If you are a fan of the Tour de France, chances are you know the great bike race began in the year 1903. In 2003 the celebration for 100 years of the Tour de France took place. But this is 2013 - how is it that we are finally celebrating THE 100th Tour de France?
War - that horrible thing that changes lives. World Wars took 11 years of life from the grandest of the Grand Tours - the Tour de France.
The Tour de France did not take place during these war years:
|Philippe Thys - winner of the Tour de France in 1914 before the race ceased for 4 years during WWI.|
In 1914 Belgian cyclist Philippe Thys won the 5,405 kilometres (3,359 mi) Tour de France. One week after the 15 stage, 28 day race of the 1914 Tour de France, Germany invaded Belgium and declared war on France. Five years would pass and over 5 million soldiers would loose their lives, including 3 previous tour winners, until the Tour de France would emerge again in 1919 when another Belgian cyclist, Firmin Lambot, won in a field of only 11 total finishers.

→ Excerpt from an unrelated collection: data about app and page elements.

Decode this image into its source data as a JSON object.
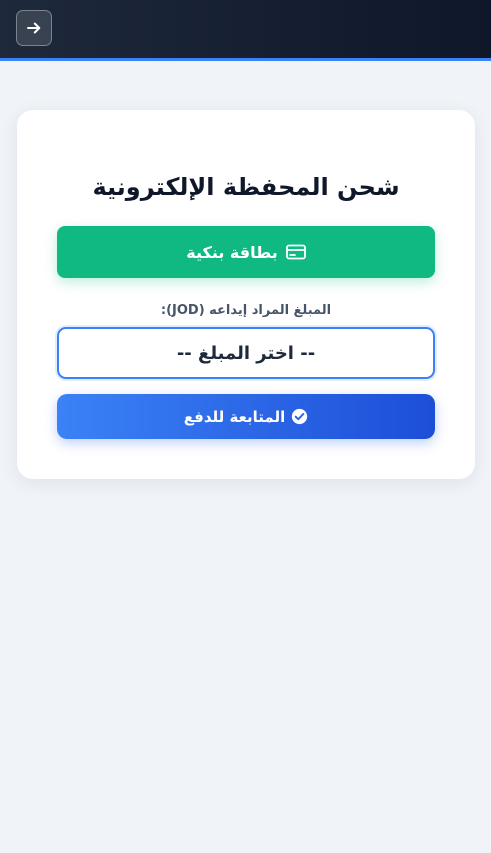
{
  "header": {
    "back_icon": "arrow-right-icon"
  },
  "card": {
    "title": "شحن المحفظة الإلكترونية",
    "bank_card_button": {
      "label": "بطاقة بنكية",
      "icon": "credit-card-icon"
    },
    "amount_label": "المبلغ المراد إيداعه (JOD):",
    "amount_select": {
      "selected": "-- اختر المبلغ --"
    },
    "continue_button": {
      "label": "المتابعة للدفع",
      "icon": "check-circle-icon"
    }
  },
  "colors": {
    "header_bg": "#0f172a",
    "header_accent": "#3b82f6",
    "bank_green": "#10b981",
    "primary_blue": "#2563eb",
    "page_bg": "#f0f4f9"
  }
}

|Firmin Labot - winner of the Tour de France in 1919 when the race resumed after the war years.|
|Sylvère Maes - winner of the Tour de France in 1939 before the race ceased for 7 years during WWII.|
In 1939, again World War was declared within a month after an already poorly attended Tour de France was won by Belgian Sylvère Maes before a 7 year gap ensued. WWII would rage from 1939-1945 claiming over 60-million lives. The French newspaper l'Auto, organizer of the Tour pre-war, refused to continue during occupation and eventually closed after the war under great controversy. Famed Tour organizer Henri Desgrange died during the war, in 1940. After the war it took two years until the newspaper L'Equipe, now reformed and led by Jacques Goddet, took a solid hold on rebuilding the Tour de France post-war. To Goddet the paper and the race where close to a family affair, his father had worked for the original l'Auto.
|Jean Robic - winner of the Tour de France in 1947 when the race resumed after the war years.|
Read more about the full history, year by year, of the Tour de France at this website: Chairman Bill's History of the Tour de France.
The Erased Years
1999 - no winner
2000 - no winner
2001 - no winner
2002 - no winner
2003 - no winner
2004 - no winner
2005 - no winner
It seems strange to look back and realize that I spent my vacation time in France in 2001, 2003, and 2005, chasing and cheering on the now fallen winner of the Tour de France - Lance Armstrong. I was in Paris three times to witness Lance Armstrong step onto that podium and with pure cockiness and deceit accept an award that he absolutely did not earn. He cheated every rider and fan who supported the race during the erased years and should forever be banned from cycling. The erased years are a sad dent in the armor that only war had previously touched.
The New Age of Cycling
|We have come a long way! Team Orica-GreenEDGE before the Team Time Trial in Nice in 2013.|
In 2003, I was super fortunate to be able to attend and ride in La Randonnee du Centenaire, a celebration of 100 years of the Tour de France. Thousands of citizens, grabbing anything with 2 wheels, rode the course around the closed streets of Paris. It was thrilling.
A day at La Randonnee du Centenaire in Paris, 2003.
All photos below by Karen at Pedal Dancer®
Please transfer to the full story here: Riding La Randonnee du Centenaire in 2003
|Rolling along to streets ready to take our place to begin the organized La Randonnee du Centenaire in 2003.|
|Riding on the Champs Élysées for La Randonnee du Centenaire in 2003|
|We had completed the 2003 La Randonnee du Centenaire|
Related Pedal Dancer posts: I'm in Paris, Ah Paris!, Final Stage of the Tour de France (at the Tour de France in Paris in 2010). And Riding La Randonnee du Centenaire in 2003